A version of this article first appeared in the "Reliable Sources" newsletter. You can sign up for free right here.
The contrast simply could not be any more stark. While the top Democrats in the race for the White House shared their detailed plans for addressing the climate crisis, President Trump and a handful of his allies continued to make completely false claims about Hurricane Dorian, even as the storm gained strength and churned toward the Carolinas.
News outlets like the NYT and CNN have noted that climate change makes storms like Dorian more dangerous. This came up repeatedly during CNN's seven-hour town hall event with ten Democratic candidates.
But the president is not interested in talking about the climate crisis. He is interested in defending himself — even though there's no factual defense for his claims that Alabama was going to be "hit" by Dorian. Trump's own federal agencies denied it when he first brought it up on Sunday. But he is undeterred.
Why this matters: The president spread false info during an emergency situation three times in one day. Then insisted he was right when he was corrected. And he's still swearing he was right and suggesting news outlets should apologize to him. I believe this example of Trump's reality distortion field is so egregious that it will be recorded in history books.
During a briefing in the Oval Office on Wednesday, Trump held up an altered forecast map from last Thursday with parts of Alabama amateurishly circled in pen. His display of the map was clearly meant to back up his bogus assertions about Alabama being in the path of Dorian.
Later in the day, he insisted that many computer models said "Alabama was going to be hit very hard." He even tweeted out an old "spaghetti model" image that showed potential impacts to the state. But the image was from last Wednesday. Trump suddenly and falsely claimed Alabama was at risk on Sunday, when Dorian was showing signs of staying off the coast. What he said was objectively false. The people trying to defend him are denying basic geography and science lessons that we all learned in school. But they're trying anyway...
And this is how it happens, another case study in the destruction of a shared truth. Truth be told, I feel like part of the problem, even expending any energy explaining that Alabama wasn't in the path of Dorian. But the president's actions — lying and then insisting he didn't lie, in the face of all available evidence — need to be documented.

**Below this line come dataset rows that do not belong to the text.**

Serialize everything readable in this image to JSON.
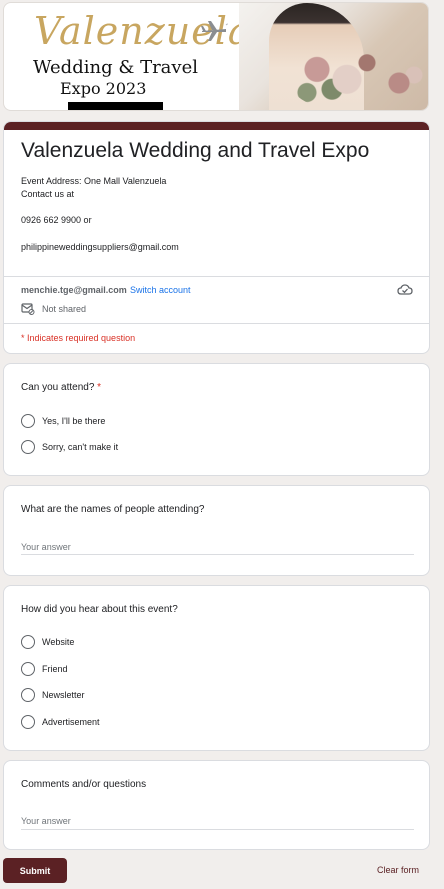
{
  "banner": {
    "title": "Valenzuela",
    "subtitle_line1": "Wedding & Travel",
    "subtitle_line2": "Expo 2023"
  },
  "header": {
    "form_title": "Valenzuela Wedding and Travel Expo",
    "description": {
      "address": "Event Address: One Mall Valenzuela",
      "contact": "Contact us at",
      "phone": "0926 662 9900  or",
      "email": "philippineweddingsuppliers@gmail.com"
    },
    "account": {
      "email": "menchie.tge@gmail.com",
      "switch_label": "Switch account",
      "not_shared": "Not shared"
    },
    "required_note": "* Indicates required question"
  },
  "questions": {
    "attend": {
      "title": "Can you attend?",
      "required_mark": "*",
      "options": [
        "Yes,  I'll be there",
        "Sorry, can't make it"
      ]
    },
    "names": {
      "title": "What are the names of people attending?",
      "placeholder": "Your answer"
    },
    "hear": {
      "title": "How did you hear about this event?",
      "options": [
        "Website",
        "Friend",
        "Newsletter",
        "Advertisement"
      ]
    },
    "comments": {
      "title": "Comments and/or questions",
      "placeholder": "Your answer"
    }
  },
  "footer": {
    "submit_label": "Submit",
    "clear_label": "Clear form"
  },
  "colors": {
    "accent": "#5b2124",
    "background": "#f1eeec",
    "link": "#1a73e8",
    "required": "#d93025"
  }
}
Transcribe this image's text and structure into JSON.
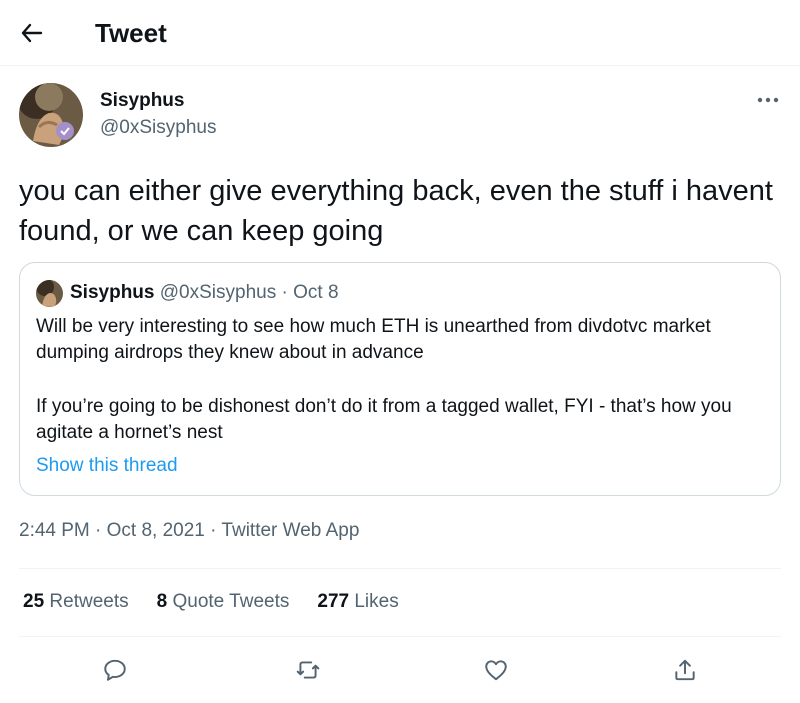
{
  "header": {
    "title": "Tweet"
  },
  "author": {
    "name": "Sisyphus",
    "handle": "@0xSisyphus"
  },
  "tweet": {
    "text": "you can either give everything back, even the stuff i havent found, or we can keep going",
    "timestamp": "2:44 PM · Oct 8, 2021 · Twitter Web App"
  },
  "quote": {
    "name": "Sisyphus",
    "handle": "@0xSisyphus",
    "separator": "·",
    "date": "Oct 8",
    "paragraph1": "Will be very interesting to see how much ETH is unearthed from divdotvc market dumping airdrops they knew about in advance",
    "paragraph2": "If you’re going to be dishonest don’t do it from a tagged wallet, FYI - that’s how you agitate a hornet’s nest",
    "show_thread": "Show this thread"
  },
  "stats": {
    "retweets": {
      "count": "25",
      "label": "Retweets"
    },
    "quote_tweets": {
      "count": "8",
      "label": "Quote Tweets"
    },
    "likes": {
      "count": "277",
      "label": "Likes"
    }
  },
  "actions": [
    "reply-icon",
    "retweet-icon",
    "like-icon",
    "share-icon"
  ],
  "colors": {
    "text": "#0f1419",
    "secondary": "#536471",
    "link": "#1d9bf0",
    "border": "#cfd9de",
    "divider": "#eff3f4"
  }
}
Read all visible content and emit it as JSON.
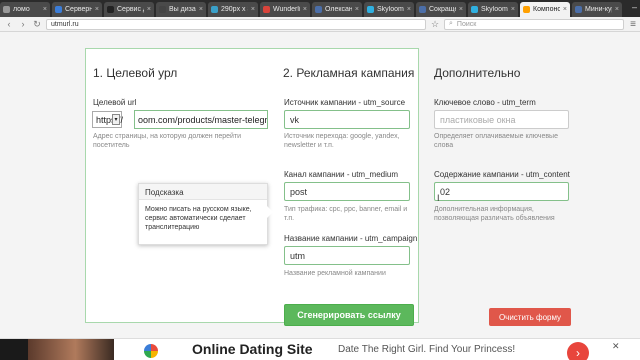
{
  "browser": {
    "tabs": [
      {
        "label": "ломо",
        "color": "#999999"
      },
      {
        "label": "Серверный",
        "color": "#3b7dd8"
      },
      {
        "label": "Сервис д",
        "color": "#222222"
      },
      {
        "label": "Вы дизай",
        "color": "#444444"
      },
      {
        "label": "290px x 33",
        "color": "#3aa0c9"
      },
      {
        "label": "Wunderlist",
        "color": "#d9443b"
      },
      {
        "label": "Олександ",
        "color": "#4b6ea8"
      },
      {
        "label": "Skyloom",
        "color": "#2fb0e0"
      },
      {
        "label": "Сокращен",
        "color": "#4b6ea8"
      },
      {
        "label": "Skyloom - д",
        "color": "#2fb0e0"
      },
      {
        "label": "Компонов",
        "color": "#ffa000"
      },
      {
        "label": "Мини-кур",
        "color": "#4b6ea8"
      }
    ],
    "active_tab_index": 10,
    "url": "utmurl.ru",
    "search_placeholder": "Поиск"
  },
  "form": {
    "col1_title": "1. Целевой урл",
    "col2_title": "2. Рекламная кампания",
    "col3_title": "Дополнительно",
    "target_url": {
      "label": "Целевой url",
      "protocol": "https://",
      "value": "oom.com/products/master-telegram",
      "hint": "Адрес страницы, на которую должен перейти посетитель"
    },
    "utm_source": {
      "label": "Источник кампании - utm_source",
      "value": "vk",
      "hint": "Источник перехода: google, yandex, newsletter и т.п."
    },
    "utm_medium": {
      "label": "Канал кампании - utm_medium",
      "value": "post",
      "hint": "Тип трафика: cpc, ppc, banner, email и т.п."
    },
    "utm_campaign": {
      "label": "Название кампании - utm_campaign",
      "value": "utm",
      "hint": "Название рекламной кампании"
    },
    "utm_term": {
      "label": "Ключевое слово - utm_term",
      "placeholder": "пластиковые окна",
      "hint": "Определяет оплачиваемые ключевые слова"
    },
    "utm_content": {
      "label": "Содержание кампании - utm_content",
      "value": "02",
      "hint": "Дополнительная информация, позволяющая различать объявления"
    },
    "tooltip": {
      "title": "Подсказка",
      "body": "Можно писать на русском языке, сервис автоматически сделает транслитерацию"
    },
    "generate_button": "Сгенерировать ссылку",
    "clear_button": "Очистить форму"
  },
  "ad": {
    "title": "Online Dating Site",
    "text": "Date The Right Girl. Find Your Princess!"
  },
  "colors": {
    "accent_green": "#5cb85c",
    "clear_red": "#e0574a",
    "field_border": "#84c08a"
  }
}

"Trump's map flap"
Per my TVEyes search, ABC's "World News Tonight" was the only broadcast nightly newscast to note and debunk Trump's falsehoods about Alabama.
ABC's Cecilia Vega noted: "It is a federal crime to knowingly issue or publish a false weather forecast. FEMA and NOAA referred "all questions about that seemingly doctored map back to the White House, where President Trump said he didn't know anything about it." I think ABC deserves credit for recognizing the significance of this story.
>> Over on Fox: "Special Report" noted that Trump appeared to show an "altered weather map," but the scandal only came up in prime time when a Democratic guest made a crack about it on "Tucker Carlson Tonight."
>> Philip Bump's recap for the Washington Post: "Trump's war on reality enters bizarre new terrain."
Who altered the map?
Some notable reporting from CNN's Jim Acosta here: "A source familiar with the briefing would not deny that Trump had drawn the black line on the map. 'I'm not going to get into that,' the source said, but confirmed the line had been added during the storm briefing Wednesday, before the press entered the Oval Office."
Is anyone telling Trump the truth?
Trump's own government has lots of experts who can help him with these facts and these forecasts. Presumably they are trying. I'd like to know more about their experiences. Remember, the White House said over the weekend that Trump was getting "hourly" updates on the hurricane. Either that's not true, or Trump wasn't listening to the updates.
>> The Atlantic's James Fallows tweeted: "Trump's tweeting out Iranian rocket-site photo was 100x more consequential. His 'dog ate my homework' hurricane 'map' is 1000x easier to understand — and thus, as with his inauguration-crowd 'photos,' likelier to stick in embarrassing way..."
>> Staunch Trump opponent George Conway tweeted: "Although the delusional map markup is perfectly characteristic behavior for @realDonaldTrump, its absurdity is precisely what makes it such a striking illustration of the depths of the disorders that afflict his warped mind..."
>> NBC meteorologist Bill Karins tweeted to Trump: "Please stop wasting so much of our time when a strong Hurricane is about to potentially cause billions of dollars of damage in South and North Carolina!"
Highlights from CNN's town hall event
Seven candidates, ten hours, terrific questions about a pivotal topic — this was a remarkable event — CNN.com's live story page has a comprehensive recap of the Q&A's.
My wife Jamie was watching when the event started... She tweeted out, "I've been watching for 90+ minutes now. This is what the news should be all the time."
>> Next: At the end of the evening, the Human Rights Campaign Foundation announced that it will host a CNN town hall on October 10 in L.A. "focused on lesbian, gay, bisexual, transgender and queer issues." Details here...